  • The manner of issuing stock certificates
  • Such other matters as may be necessary for the proper or convenient transaction of its corporate affairs for the promotion of good governance and anti-graft and corruption measures

 

3. Name Verification Slip

You’ll need to have a verified company name by the time you start the incorporation process. Unlike the rest of the requirements, this can be done online through the SEC’s Company Registration System, which uses an online verification tool. However, you’ll still need to validate your company name with the SEC’s Name Verification Unit after you complete the online process. 

There are several things you need to consider when choosing a name for your company. For a complete company naming guide, click here.

 

4. Treasurer’s Affidavit

The Treasurer’s Affidavit certifies that the company has met its capital requirements. More specifically, this document tells the SEC that the company’s paid-up capital has been paid to the Treasurer, who will oversee these funds for the company. Just like the Articles of Incorporation, this document must be notarized when submitted.

You can find a format for the treasurer’s affidavit by clicking here. Note that the formats in this document are no longer updated; for example, under the Revised Corporation Code, there is no longer a minimum subscription and paid-up capital during incorporation. So make sure to edit the format accordingly before having it notarized.

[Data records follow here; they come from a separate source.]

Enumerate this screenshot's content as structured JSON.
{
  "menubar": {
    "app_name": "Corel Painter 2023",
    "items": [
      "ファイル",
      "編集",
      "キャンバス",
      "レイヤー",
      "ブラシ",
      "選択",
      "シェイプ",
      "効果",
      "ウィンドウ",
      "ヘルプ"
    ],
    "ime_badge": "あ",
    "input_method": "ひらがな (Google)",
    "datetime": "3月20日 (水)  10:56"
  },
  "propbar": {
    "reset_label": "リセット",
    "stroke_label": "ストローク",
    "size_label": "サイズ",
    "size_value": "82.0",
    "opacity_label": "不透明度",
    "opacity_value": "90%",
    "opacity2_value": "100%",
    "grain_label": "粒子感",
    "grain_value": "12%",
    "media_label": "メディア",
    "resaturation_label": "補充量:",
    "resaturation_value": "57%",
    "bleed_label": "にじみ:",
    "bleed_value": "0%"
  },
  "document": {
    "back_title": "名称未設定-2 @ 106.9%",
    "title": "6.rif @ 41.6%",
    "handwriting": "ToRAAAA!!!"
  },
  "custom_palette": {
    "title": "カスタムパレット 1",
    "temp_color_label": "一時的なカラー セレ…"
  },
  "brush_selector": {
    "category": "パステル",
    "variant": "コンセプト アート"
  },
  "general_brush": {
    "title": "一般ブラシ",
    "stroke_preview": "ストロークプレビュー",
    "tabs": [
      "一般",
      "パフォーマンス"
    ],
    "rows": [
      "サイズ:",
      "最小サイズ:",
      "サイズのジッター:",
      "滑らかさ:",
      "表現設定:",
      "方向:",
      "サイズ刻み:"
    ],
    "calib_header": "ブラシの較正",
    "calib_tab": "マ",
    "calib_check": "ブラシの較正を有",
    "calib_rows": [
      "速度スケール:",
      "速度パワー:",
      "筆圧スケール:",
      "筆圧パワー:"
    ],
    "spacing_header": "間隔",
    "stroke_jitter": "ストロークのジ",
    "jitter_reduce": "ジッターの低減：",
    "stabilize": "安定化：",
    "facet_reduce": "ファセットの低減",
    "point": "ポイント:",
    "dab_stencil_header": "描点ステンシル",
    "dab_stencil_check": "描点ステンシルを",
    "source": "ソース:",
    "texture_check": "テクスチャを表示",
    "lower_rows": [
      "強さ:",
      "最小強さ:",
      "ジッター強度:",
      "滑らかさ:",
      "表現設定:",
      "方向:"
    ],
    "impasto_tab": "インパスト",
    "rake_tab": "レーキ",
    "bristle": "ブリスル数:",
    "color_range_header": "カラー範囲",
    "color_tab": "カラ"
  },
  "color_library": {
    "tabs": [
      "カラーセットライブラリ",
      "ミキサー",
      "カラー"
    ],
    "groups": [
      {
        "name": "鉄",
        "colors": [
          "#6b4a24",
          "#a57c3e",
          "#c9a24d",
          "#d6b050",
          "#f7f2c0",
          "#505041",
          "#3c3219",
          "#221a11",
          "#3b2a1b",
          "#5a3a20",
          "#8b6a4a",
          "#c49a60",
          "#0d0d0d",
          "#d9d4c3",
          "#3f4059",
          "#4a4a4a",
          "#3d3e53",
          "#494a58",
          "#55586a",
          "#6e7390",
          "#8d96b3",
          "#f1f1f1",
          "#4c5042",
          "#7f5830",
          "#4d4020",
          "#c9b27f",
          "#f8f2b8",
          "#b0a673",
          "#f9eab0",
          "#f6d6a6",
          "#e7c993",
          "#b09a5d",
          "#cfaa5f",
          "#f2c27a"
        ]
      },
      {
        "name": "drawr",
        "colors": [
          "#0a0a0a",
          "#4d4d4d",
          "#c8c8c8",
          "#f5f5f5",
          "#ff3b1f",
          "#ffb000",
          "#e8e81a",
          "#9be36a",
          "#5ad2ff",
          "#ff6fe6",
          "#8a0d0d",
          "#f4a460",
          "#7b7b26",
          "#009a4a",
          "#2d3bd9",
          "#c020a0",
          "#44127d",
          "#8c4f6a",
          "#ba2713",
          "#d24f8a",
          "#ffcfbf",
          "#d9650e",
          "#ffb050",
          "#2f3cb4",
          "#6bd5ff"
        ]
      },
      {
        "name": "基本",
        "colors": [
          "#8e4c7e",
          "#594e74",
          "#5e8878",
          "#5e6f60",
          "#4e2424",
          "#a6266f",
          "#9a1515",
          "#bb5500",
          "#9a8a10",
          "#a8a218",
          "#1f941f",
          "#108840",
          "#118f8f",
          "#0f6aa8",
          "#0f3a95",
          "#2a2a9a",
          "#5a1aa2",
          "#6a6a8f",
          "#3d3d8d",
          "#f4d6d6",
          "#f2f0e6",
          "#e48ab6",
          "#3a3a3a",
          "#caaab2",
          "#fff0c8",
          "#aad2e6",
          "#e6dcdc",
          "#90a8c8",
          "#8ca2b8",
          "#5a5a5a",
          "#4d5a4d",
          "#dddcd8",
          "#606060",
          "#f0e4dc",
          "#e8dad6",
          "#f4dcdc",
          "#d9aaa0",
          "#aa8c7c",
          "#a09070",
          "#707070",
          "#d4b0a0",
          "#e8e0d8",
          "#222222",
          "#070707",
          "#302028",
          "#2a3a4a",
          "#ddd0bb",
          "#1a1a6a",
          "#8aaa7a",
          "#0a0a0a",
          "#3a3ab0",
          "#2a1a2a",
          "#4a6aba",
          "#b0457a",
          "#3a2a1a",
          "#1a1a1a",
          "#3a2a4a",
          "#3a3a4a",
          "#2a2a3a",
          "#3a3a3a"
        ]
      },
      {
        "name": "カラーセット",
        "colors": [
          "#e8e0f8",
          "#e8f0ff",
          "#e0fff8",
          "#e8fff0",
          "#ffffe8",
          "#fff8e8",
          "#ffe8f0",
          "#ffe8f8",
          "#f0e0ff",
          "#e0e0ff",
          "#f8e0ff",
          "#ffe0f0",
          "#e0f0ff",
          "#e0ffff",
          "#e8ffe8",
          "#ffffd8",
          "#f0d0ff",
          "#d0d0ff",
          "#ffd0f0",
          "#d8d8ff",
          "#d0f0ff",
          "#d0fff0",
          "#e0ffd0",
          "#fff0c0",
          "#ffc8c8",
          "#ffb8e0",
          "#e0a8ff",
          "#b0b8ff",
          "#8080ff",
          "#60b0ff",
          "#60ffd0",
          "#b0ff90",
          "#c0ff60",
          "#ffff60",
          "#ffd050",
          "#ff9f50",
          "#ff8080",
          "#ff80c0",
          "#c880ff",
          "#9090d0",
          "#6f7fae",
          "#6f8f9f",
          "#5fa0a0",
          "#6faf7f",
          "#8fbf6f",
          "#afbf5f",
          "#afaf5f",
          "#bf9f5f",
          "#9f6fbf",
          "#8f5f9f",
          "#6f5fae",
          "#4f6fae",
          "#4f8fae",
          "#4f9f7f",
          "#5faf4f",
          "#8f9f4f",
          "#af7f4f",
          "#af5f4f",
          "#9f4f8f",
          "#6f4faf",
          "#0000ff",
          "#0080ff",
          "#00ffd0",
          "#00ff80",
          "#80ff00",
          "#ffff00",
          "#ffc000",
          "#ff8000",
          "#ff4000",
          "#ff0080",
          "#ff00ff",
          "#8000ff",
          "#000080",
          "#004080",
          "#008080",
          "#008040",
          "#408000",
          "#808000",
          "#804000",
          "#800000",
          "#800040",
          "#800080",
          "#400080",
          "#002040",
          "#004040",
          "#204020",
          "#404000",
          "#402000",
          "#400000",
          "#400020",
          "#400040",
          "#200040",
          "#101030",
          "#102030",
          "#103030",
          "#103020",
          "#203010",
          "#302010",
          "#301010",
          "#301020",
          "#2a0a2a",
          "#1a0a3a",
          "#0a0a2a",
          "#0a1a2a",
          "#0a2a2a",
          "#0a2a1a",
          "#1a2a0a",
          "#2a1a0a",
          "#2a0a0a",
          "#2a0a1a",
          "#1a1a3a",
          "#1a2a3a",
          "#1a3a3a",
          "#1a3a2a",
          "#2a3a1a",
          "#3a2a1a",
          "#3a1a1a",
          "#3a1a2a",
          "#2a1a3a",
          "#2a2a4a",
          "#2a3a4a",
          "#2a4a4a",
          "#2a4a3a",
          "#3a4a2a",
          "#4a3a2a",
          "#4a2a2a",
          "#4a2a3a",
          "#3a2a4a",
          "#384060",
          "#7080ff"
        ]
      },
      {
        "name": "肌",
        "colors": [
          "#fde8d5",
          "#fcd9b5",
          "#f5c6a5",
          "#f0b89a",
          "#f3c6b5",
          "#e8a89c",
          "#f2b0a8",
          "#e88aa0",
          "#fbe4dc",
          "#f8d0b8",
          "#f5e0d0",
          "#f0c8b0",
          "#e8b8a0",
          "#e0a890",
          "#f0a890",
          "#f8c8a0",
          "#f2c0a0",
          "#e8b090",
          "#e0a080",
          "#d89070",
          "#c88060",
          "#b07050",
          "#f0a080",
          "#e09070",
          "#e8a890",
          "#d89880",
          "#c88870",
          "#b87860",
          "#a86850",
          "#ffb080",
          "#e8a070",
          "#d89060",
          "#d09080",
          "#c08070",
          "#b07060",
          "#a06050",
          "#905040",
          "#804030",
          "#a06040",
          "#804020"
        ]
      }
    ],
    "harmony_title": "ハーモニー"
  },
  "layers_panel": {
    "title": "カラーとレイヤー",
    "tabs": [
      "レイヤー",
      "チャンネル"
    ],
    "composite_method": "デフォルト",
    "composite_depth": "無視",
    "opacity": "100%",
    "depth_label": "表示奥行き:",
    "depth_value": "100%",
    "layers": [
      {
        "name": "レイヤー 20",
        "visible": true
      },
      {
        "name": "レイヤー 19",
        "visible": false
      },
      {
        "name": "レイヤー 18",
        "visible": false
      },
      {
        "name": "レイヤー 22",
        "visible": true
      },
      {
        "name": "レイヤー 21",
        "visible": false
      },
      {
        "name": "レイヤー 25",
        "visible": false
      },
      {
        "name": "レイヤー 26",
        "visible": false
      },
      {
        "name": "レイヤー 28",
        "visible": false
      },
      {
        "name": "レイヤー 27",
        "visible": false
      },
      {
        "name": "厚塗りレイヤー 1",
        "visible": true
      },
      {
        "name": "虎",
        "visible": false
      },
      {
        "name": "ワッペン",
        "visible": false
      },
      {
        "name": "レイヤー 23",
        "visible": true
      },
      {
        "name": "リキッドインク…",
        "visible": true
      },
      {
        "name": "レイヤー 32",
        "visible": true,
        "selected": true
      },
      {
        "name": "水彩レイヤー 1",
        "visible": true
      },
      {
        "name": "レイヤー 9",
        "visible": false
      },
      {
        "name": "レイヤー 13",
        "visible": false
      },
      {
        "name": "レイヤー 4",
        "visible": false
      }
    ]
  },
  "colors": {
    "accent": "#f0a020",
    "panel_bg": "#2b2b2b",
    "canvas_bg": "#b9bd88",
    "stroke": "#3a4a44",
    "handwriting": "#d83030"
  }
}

If you want to learn more about paid-up capital and the other types of capital that your company will deal with, check out our guide on capital structure.

 

5. Clearance from Other Government Agencies (for some companies)

Certain types of businesses require endorsements from other government agencies before they can register with the SEC. For example, medical clinics will need an endorsement from the Department of Health, while financial institutions will need to be certified by the Bangko Sentral ng Pilipinas. A full list of the types of businesses that need additional endorsements can be found in this document

In addition, some businesses will also need to retrieve clearances from other SEC departments. These businesses are also listed in the document linked above.

 

Ready to incorporate?

If you’ve completed, signed, and notarized all of the documents mentioned above, then you’re ready to move on to the next step, which is registering your company with the SEC! Check out this article for a step-by-step guide on what you need to do, how much you’ll need to pay, and how long the process will normally take.

We hope this article was helpful. If you have any further questions, click here to chat with UNA, and check out the other articles of Unawa Explainer for more information on company incorporation.